Oct 10, 2017

Exposure to asbestos can occur anywhere, and while it is only dangerous when disturbed, landlords have a responsibility to ensure their buildings are either free from asbestos or it is correctly monitored and managed.

Asbestos was a common building material in the 60’s and 70’s; many buildings still stand with asbestos in their infrastructure.  The material was only banned in the UK in 1999.  Under Regulation 4 of the Control of Asbestos Regulations 2006 regulations, all landlords have a duty to minimise the risk of exposure to asbestos, whether they be industrial, commercial, or public buildings. 

“The regulations become interesting when referring to domestic or rental properties,” begins Deborah Foundling, Personal Injury Solicitor in the Industrial Disease team.  “For properties that have been converted into flats or purpose built flats for example, the flat itself is not included within the regulations, whilst common areas are, such as the foyer, staircases, outbuildings and garages, to name a few.  These would fall under the non-domestic section of the regulations, for which landlords are required to carry out an annual asbestos risk assessment, regularly monitoring the condition of asbestos if it is not removed.”

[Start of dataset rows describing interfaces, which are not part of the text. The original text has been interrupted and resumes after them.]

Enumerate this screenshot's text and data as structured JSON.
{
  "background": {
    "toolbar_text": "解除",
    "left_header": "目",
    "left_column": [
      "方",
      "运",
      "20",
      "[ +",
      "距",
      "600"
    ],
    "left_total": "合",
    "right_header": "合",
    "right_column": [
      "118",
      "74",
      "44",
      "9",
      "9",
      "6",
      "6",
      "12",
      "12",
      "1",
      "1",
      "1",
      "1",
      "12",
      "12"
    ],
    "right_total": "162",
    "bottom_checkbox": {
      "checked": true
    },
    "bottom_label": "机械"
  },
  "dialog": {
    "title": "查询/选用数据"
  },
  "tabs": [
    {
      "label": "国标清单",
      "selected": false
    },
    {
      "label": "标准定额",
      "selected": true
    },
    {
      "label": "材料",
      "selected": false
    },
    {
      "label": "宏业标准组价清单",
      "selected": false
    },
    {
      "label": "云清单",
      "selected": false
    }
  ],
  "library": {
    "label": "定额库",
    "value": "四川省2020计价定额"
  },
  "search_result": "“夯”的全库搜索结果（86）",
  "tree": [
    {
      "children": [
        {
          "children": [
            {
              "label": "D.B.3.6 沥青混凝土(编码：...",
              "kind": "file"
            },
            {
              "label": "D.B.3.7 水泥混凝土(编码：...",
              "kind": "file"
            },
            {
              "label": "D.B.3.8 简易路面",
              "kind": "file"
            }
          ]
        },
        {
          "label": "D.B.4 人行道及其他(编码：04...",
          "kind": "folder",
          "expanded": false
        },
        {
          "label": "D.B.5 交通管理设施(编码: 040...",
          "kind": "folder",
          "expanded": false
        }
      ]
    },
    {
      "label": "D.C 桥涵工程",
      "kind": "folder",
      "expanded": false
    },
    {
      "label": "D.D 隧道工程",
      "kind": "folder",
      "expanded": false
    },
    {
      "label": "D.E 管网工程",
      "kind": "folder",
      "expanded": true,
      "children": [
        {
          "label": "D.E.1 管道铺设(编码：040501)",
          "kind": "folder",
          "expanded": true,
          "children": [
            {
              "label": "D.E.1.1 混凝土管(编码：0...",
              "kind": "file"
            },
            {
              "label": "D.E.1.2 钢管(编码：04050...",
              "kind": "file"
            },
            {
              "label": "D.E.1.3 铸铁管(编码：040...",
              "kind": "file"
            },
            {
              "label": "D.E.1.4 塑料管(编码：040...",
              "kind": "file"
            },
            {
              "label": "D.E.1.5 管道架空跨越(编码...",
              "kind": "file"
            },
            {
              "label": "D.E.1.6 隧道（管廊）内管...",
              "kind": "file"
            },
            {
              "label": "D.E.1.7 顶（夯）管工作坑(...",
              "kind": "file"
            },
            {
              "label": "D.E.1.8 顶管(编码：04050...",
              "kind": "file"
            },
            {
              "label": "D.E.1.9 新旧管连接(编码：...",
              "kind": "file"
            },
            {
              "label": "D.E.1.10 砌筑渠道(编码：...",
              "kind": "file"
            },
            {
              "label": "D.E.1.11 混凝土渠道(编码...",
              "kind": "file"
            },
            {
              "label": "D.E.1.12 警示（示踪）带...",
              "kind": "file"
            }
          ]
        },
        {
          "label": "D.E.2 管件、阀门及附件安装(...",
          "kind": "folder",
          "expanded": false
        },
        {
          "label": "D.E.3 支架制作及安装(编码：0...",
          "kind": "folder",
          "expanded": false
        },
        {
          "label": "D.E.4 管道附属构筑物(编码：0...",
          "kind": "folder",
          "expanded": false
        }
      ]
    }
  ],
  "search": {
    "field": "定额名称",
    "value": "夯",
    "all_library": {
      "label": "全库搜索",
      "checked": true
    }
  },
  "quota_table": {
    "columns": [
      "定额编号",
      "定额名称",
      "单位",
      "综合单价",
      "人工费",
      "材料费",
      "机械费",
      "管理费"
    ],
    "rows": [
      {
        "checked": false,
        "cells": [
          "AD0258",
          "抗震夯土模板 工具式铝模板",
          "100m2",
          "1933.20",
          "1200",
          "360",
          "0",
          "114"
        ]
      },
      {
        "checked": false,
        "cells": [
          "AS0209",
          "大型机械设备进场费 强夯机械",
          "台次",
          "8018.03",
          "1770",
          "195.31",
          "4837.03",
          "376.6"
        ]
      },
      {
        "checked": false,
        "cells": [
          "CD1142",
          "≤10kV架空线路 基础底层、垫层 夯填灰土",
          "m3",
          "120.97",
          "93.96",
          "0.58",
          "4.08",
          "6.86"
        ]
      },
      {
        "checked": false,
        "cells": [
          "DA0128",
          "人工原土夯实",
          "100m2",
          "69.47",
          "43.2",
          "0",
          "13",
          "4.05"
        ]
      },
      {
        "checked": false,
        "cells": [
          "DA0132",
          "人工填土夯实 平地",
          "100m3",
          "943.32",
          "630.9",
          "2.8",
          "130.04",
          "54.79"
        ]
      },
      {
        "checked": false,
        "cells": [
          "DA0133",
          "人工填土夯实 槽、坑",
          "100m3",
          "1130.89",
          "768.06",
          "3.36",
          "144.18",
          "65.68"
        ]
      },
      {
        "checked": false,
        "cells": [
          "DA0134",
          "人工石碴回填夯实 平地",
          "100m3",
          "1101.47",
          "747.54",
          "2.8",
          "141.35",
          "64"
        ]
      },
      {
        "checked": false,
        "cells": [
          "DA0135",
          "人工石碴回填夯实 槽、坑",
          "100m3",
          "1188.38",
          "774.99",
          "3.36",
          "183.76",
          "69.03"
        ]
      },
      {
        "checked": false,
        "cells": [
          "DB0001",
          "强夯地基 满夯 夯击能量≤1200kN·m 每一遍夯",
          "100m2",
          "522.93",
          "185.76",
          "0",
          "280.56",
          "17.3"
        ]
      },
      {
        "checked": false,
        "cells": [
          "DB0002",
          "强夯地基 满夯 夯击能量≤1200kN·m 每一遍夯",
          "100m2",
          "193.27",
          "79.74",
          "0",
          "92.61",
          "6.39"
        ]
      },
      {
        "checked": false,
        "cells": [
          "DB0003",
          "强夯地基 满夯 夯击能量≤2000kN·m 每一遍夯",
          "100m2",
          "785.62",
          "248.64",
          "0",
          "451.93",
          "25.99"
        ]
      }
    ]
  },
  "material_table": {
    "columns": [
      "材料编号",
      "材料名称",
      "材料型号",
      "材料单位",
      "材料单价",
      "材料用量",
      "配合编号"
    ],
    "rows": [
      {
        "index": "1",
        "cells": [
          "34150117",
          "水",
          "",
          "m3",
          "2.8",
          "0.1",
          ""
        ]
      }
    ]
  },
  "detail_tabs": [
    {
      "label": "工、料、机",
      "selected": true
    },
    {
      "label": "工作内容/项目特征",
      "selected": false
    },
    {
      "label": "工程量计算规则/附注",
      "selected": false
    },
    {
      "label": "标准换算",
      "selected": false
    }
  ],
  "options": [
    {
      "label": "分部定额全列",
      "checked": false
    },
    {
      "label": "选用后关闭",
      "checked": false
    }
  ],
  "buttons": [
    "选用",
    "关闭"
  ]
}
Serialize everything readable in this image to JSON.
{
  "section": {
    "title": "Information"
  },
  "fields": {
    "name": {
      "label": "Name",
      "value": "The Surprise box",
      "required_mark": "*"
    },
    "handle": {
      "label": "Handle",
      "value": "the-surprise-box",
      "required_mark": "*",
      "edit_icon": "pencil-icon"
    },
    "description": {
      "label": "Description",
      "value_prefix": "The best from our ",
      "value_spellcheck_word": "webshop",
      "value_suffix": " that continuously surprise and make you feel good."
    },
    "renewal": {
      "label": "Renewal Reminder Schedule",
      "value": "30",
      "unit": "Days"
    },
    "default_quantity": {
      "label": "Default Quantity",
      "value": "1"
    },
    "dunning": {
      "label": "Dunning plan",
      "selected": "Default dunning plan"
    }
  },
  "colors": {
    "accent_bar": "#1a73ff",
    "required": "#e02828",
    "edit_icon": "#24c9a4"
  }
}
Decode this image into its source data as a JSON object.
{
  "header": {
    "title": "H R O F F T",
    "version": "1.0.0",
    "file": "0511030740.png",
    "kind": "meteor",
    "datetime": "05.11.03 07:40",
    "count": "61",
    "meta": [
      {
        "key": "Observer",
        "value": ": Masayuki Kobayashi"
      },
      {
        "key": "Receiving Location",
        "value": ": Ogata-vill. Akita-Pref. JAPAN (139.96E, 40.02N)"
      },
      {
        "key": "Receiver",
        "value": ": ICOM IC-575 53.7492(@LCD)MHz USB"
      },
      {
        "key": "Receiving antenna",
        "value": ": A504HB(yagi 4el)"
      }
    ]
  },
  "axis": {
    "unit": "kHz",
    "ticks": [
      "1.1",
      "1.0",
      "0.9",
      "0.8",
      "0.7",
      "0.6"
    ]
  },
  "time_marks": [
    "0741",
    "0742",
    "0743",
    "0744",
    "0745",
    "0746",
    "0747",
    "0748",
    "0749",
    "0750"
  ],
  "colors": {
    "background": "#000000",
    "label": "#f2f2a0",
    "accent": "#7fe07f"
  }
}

An asbestos risk assessment is a vital step should landlords consider there to be asbestos in their buildings.  Using a suitable specialist, a risk assessment will be able to identify the type and quantity of asbestos, the expected level of exposure, how exposure can be reduced, the decontamination process, as well as how it can be managed or destroyed.

Health and Safety Executive Asbestos checklist

The HSE have provided a useful checklist for landlords in order to protect their tenants.  “The first step is to find out if asbestos is present in the building,” explains Deborah.  “The HSE advise that any suspicions should be presumed as asbestos until proven otherwise, and urges landlords to only use specialist asbestos companies when identifying the substance.”

Only when these details are ascertained can a decision be made as to the future plans.  “This will be determined by the condition of the asbestos in the building,” continues Deborah.  “If the asbestos is in a good condition it can be left as long as it is carefully monitored, labelled where possible, and all those who could come into contact with it are notified of the hazard should it be disturbed, for example contractors and tenants.  If there is damage then the material should be repaired, again only by specialists, and then monitored with appropriate people alerted.  Only if it is in a poor condition or disturbed should it be actively removed by specialists.”

Deborah concludes, “Landlords can be prosecuted by tenants and other people using the building such as visitors or construction workers if they are exposed to asbestos or are at risk of being exposed, so it is in the best interests of all involved for it to be properly monitored and managed.  Any company used to assess or remove the asbestos should be HSE registered, and we cannot stress enough the importance of using a registered company to do this, as they alone will know how to monitor, remove and destroy any asbestos safely.  Unfortunately cases of mesothelioma, a lung cancer related to exposure to asbestos are on the rise and many people have a responsibility when it comes to reducing the risk of exposure.  Landlords need to be aware of the part they have to play.”

If you are a landlord concerned about asbestos in your commercial, industrial, public or rental property, you can find more details on the HSE website.  If you have been exposed to asbestos and would like to have your questions answered about mesothelioma, asbestosis or other illnesses that could arise, contact Deborah or one of the team on 0800 91 92 30 or email injuryteam@warnergoodman.co.uk

ENDS

This is for information purposes only and is no substitute for, and should not be interpreted as, legal advice.